■ Data to examine ■
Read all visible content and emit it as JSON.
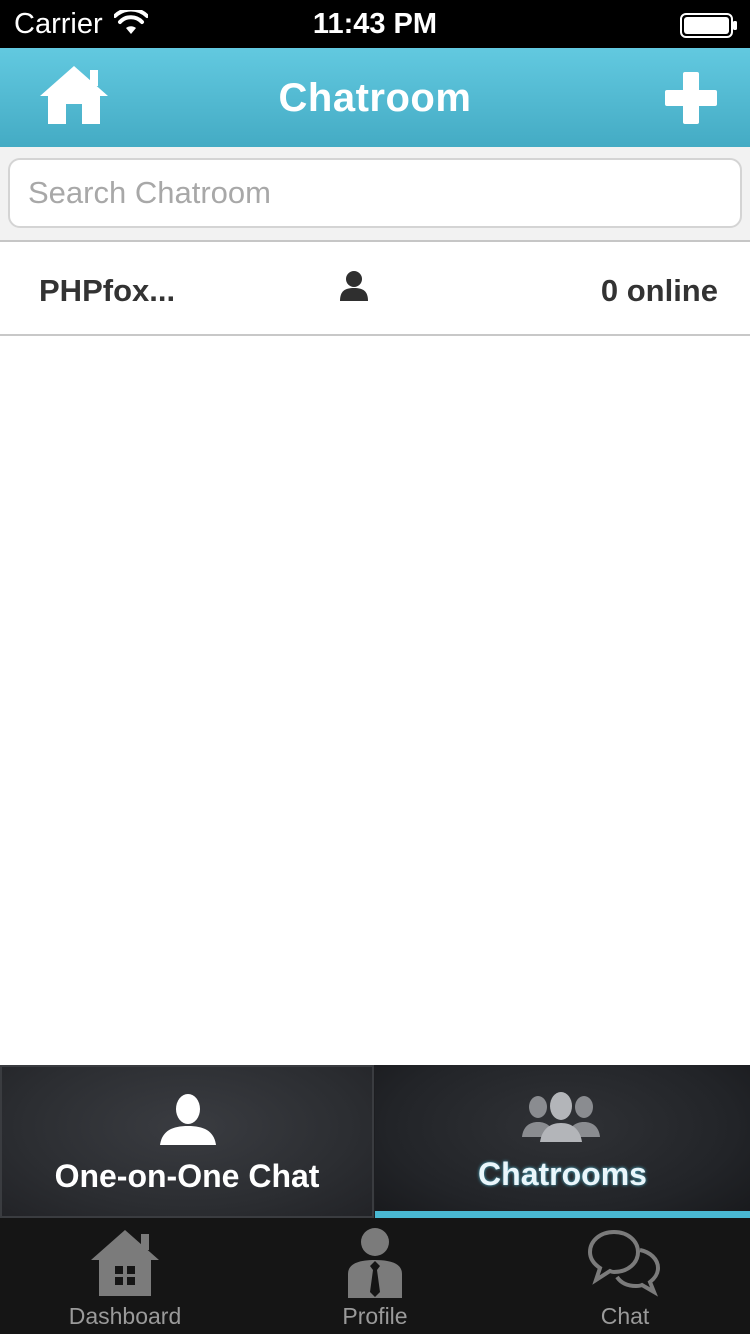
{
  "status_bar": {
    "carrier": "Carrier",
    "time": "11:43 PM"
  },
  "nav": {
    "title": "Chatroom",
    "left_icon": "home-icon",
    "right_icon": "plus-icon"
  },
  "search": {
    "placeholder": "Search Chatroom",
    "value": ""
  },
  "chatrooms": [
    {
      "name": "PHPfox...",
      "online": "0 online"
    }
  ],
  "segments": {
    "one_on_one": "One-on-One Chat",
    "chatrooms": "Chatrooms",
    "selected": "chatrooms"
  },
  "tab_bar": {
    "items": [
      {
        "label": "Dashboard",
        "icon": "house-icon"
      },
      {
        "label": "Profile",
        "icon": "person-tie-icon"
      },
      {
        "label": "Chat",
        "icon": "speech-bubbles-icon"
      }
    ]
  },
  "colors": {
    "accent": "#49b8d2",
    "nav_top": "#62c9e0",
    "nav_bottom": "#44abc4",
    "dark_bar": "#151515"
  }
}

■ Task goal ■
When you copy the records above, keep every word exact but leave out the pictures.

■ Problem solution ■
Read all visible content and emit it as JSON.
{
  "status_bar": {
    "carrier": "Carrier",
    "time": "11:43 PM"
  },
  "nav": {
    "title": "Chatroom",
    "left_icon": "home-icon",
    "right_icon": "plus-icon"
  },
  "search": {
    "placeholder": "Search Chatroom",
    "value": ""
  },
  "chatrooms": [
    {
      "name": "PHPfox...",
      "online": "0 online"
    }
  ],
  "segments": {
    "one_on_one": "One-on-One Chat",
    "chatrooms": "Chatrooms",
    "selected": "chatrooms"
  },
  "tab_bar": {
    "items": [
      {
        "label": "Dashboard",
        "icon": "house-icon"
      },
      {
        "label": "Profile",
        "icon": "person-tie-icon"
      },
      {
        "label": "Chat",
        "icon": "speech-bubbles-icon"
      }
    ]
  },
  "colors": {
    "accent": "#49b8d2",
    "nav_top": "#62c9e0",
    "nav_bottom": "#44abc4",
    "dark_bar": "#151515"
  }
}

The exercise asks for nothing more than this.